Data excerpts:
-*-*-
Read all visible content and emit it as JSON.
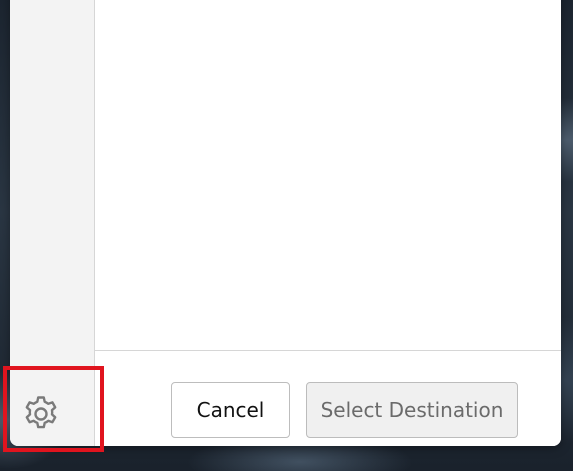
{
  "footer": {
    "cancel_label": "Cancel",
    "select_destination_label": "Select Destination"
  },
  "sidebar": {
    "settings_icon": "gear-icon"
  },
  "colors": {
    "highlight": "#e0141e",
    "sidebar_bg": "#f3f3f3",
    "button_disabled_text": "#6b6b6b"
  }
}
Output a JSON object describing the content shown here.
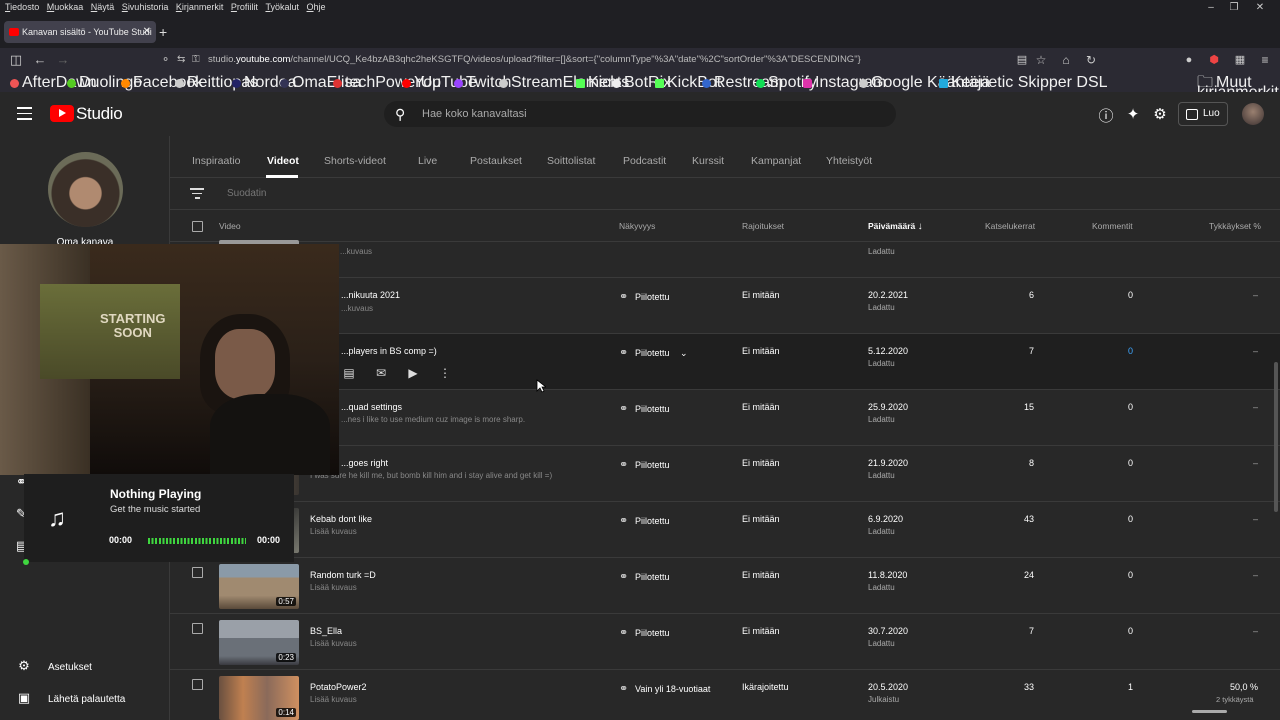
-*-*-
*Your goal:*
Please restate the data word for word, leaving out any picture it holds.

*Answer section:*
Read all visible content and emit it as JSON.
{
  "footer": {
    "cancel_label": "Cancel",
    "select_destination_label": "Select Destination"
  },
  "sidebar": {
    "settings_icon": "gear-icon"
  },
  "colors": {
    "highlight": "#e0141e",
    "sidebar_bg": "#f3f3f3",
    "button_disabled_text": "#6b6b6b"
  }
}
Output a JSON object describing the content shown here.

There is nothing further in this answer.